■ **What the task asks**: Copy nothing but the text: repeat each entry exactly and drop the images.

■ **Dataset**:
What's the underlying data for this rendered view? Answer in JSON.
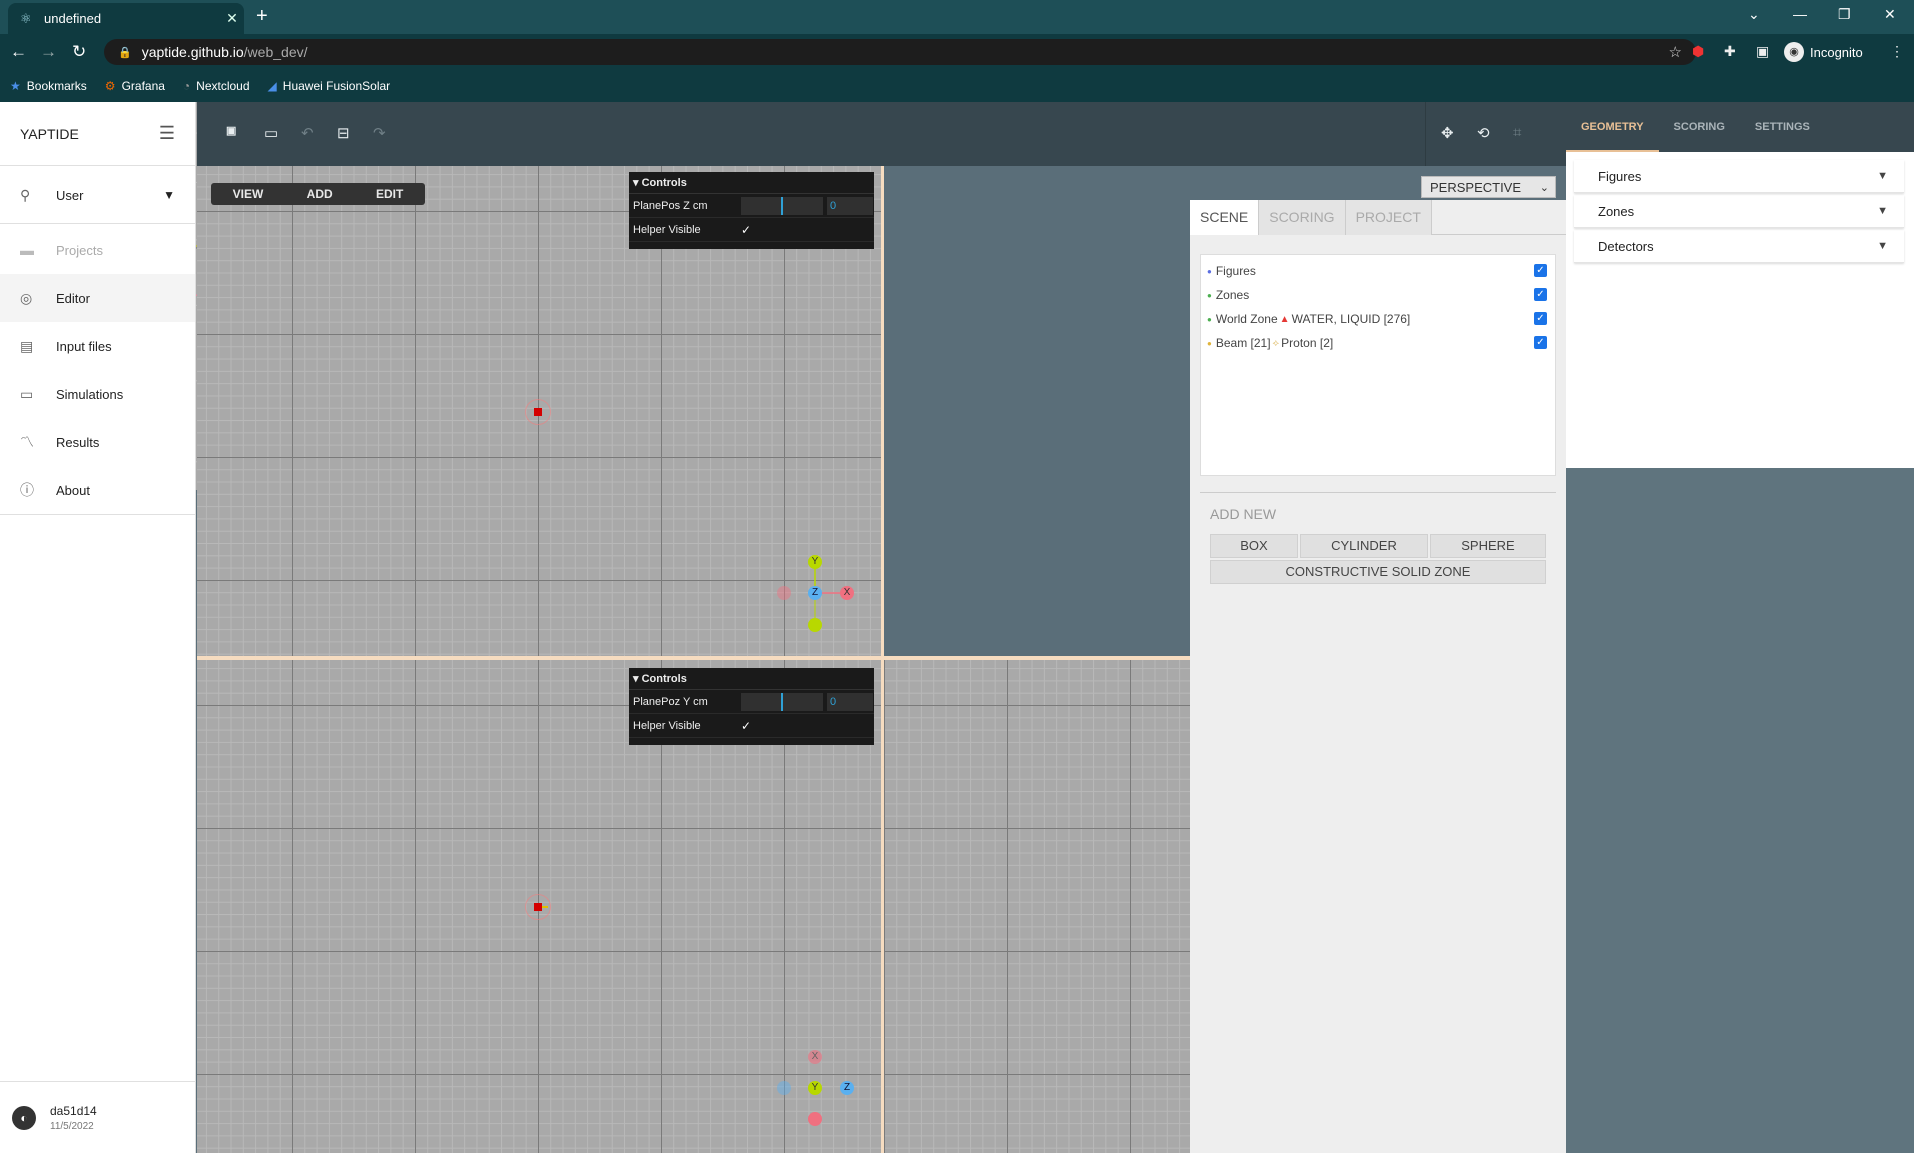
{
  "browser": {
    "tab_title": "undefined",
    "url_host": "yaptide.github.io",
    "url_path": "/web_dev/",
    "profile": "Incognito",
    "bookmarks": [
      "Bookmarks",
      "Grafana",
      "Nextcloud",
      "Huawei FusionSolar"
    ]
  },
  "app": {
    "logo": "YAPTIDE",
    "nav": {
      "user": "User",
      "projects": "Projects",
      "editor": "Editor",
      "input_files": "Input files",
      "simulations": "Simulations",
      "results": "Results",
      "about": "About"
    },
    "footer": {
      "version": "da51d14",
      "date": "11/5/2022"
    }
  },
  "toolbar": {
    "new_icon": "new-file-icon",
    "open_icon": "folder-icon",
    "undo_icon": "undo-icon",
    "save_icon": "save-icon",
    "redo_icon": "redo-icon",
    "right_icons": [
      "move-arrows-icon",
      "rotate-icon",
      "crop-icon"
    ]
  },
  "editor": {
    "menu": [
      "VIEW",
      "ADD",
      "EDIT"
    ],
    "controls_top": {
      "title": "Controls",
      "plane_label": "PlanePos Z cm",
      "plane_value": "0",
      "helper_label": "Helper Visible",
      "helper_checked": "✓"
    },
    "controls_bottom": {
      "title": "Controls",
      "plane_label": "PlanePoz Y cm",
      "plane_value": "0",
      "helper_label": "Helper Visible",
      "helper_checked": "✓"
    },
    "camera": "PERSPECTIVE",
    "gizmo_top": {
      "y": "Y",
      "z": "Z",
      "x": "X"
    },
    "gizmo_bottom": {
      "x": "X",
      "y": "Y",
      "z": "Z"
    }
  },
  "scene_panel": {
    "tabs": [
      "SCENE",
      "SCORING",
      "PROJECT"
    ],
    "outliner": [
      {
        "label": "Figures",
        "dot_color": "#5b6ee1"
      },
      {
        "label": "Zones",
        "dot_color": "#4caf50"
      },
      {
        "label": "World Zone",
        "extra": "WATER, LIQUID [276]",
        "dot_color": "#4caf50"
      },
      {
        "label": "Beam [21]",
        "extra": "Proton [2]",
        "dot_color": "#e0b43c"
      }
    ],
    "add_new": "ADD NEW",
    "buttons": {
      "box": "BOX",
      "cylinder": "CYLINDER",
      "sphere": "SPHERE",
      "csz": "CONSTRUCTIVE SOLID ZONE"
    }
  },
  "right_panel": {
    "tabs": [
      "GEOMETRY",
      "SCORING",
      "SETTINGS"
    ],
    "sections": [
      "Figures",
      "Zones",
      "Detectors"
    ]
  },
  "colors": {
    "accent": "#e8c096",
    "toolbar": "#37474f",
    "checkbox": "#1a73e8"
  }
}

■ **Answer for the task**:
What's the underlying data for this rendered view? Answer in JSON.
{
  "browser": {
    "tab_title": "undefined",
    "url_host": "yaptide.github.io",
    "url_path": "/web_dev/",
    "profile": "Incognito",
    "bookmarks": [
      "Bookmarks",
      "Grafana",
      "Nextcloud",
      "Huawei FusionSolar"
    ]
  },
  "app": {
    "logo": "YAPTIDE",
    "nav": {
      "user": "User",
      "projects": "Projects",
      "editor": "Editor",
      "input_files": "Input files",
      "simulations": "Simulations",
      "results": "Results",
      "about": "About"
    },
    "footer": {
      "version": "da51d14",
      "date": "11/5/2022"
    }
  },
  "toolbar": {
    "new_icon": "new-file-icon",
    "open_icon": "folder-icon",
    "undo_icon": "undo-icon",
    "save_icon": "save-icon",
    "redo_icon": "redo-icon",
    "right_icons": [
      "move-arrows-icon",
      "rotate-icon",
      "crop-icon"
    ]
  },
  "editor": {
    "menu": [
      "VIEW",
      "ADD",
      "EDIT"
    ],
    "controls_top": {
      "title": "Controls",
      "plane_label": "PlanePos Z cm",
      "plane_value": "0",
      "helper_label": "Helper Visible",
      "helper_checked": "✓"
    },
    "controls_bottom": {
      "title": "Controls",
      "plane_label": "PlanePoz Y cm",
      "plane_value": "0",
      "helper_label": "Helper Visible",
      "helper_checked": "✓"
    },
    "camera": "PERSPECTIVE",
    "gizmo_top": {
      "y": "Y",
      "z": "Z",
      "x": "X"
    },
    "gizmo_bottom": {
      "x": "X",
      "y": "Y",
      "z": "Z"
    }
  },
  "scene_panel": {
    "tabs": [
      "SCENE",
      "SCORING",
      "PROJECT"
    ],
    "outliner": [
      {
        "label": "Figures",
        "dot_color": "#5b6ee1"
      },
      {
        "label": "Zones",
        "dot_color": "#4caf50"
      },
      {
        "label": "World Zone",
        "extra": "WATER, LIQUID [276]",
        "dot_color": "#4caf50"
      },
      {
        "label": "Beam [21]",
        "extra": "Proton [2]",
        "dot_color": "#e0b43c"
      }
    ],
    "add_new": "ADD NEW",
    "buttons": {
      "box": "BOX",
      "cylinder": "CYLINDER",
      "sphere": "SPHERE",
      "csz": "CONSTRUCTIVE SOLID ZONE"
    }
  },
  "right_panel": {
    "tabs": [
      "GEOMETRY",
      "SCORING",
      "SETTINGS"
    ],
    "sections": [
      "Figures",
      "Zones",
      "Detectors"
    ]
  },
  "colors": {
    "accent": "#e8c096",
    "toolbar": "#37474f",
    "checkbox": "#1a73e8"
  }
}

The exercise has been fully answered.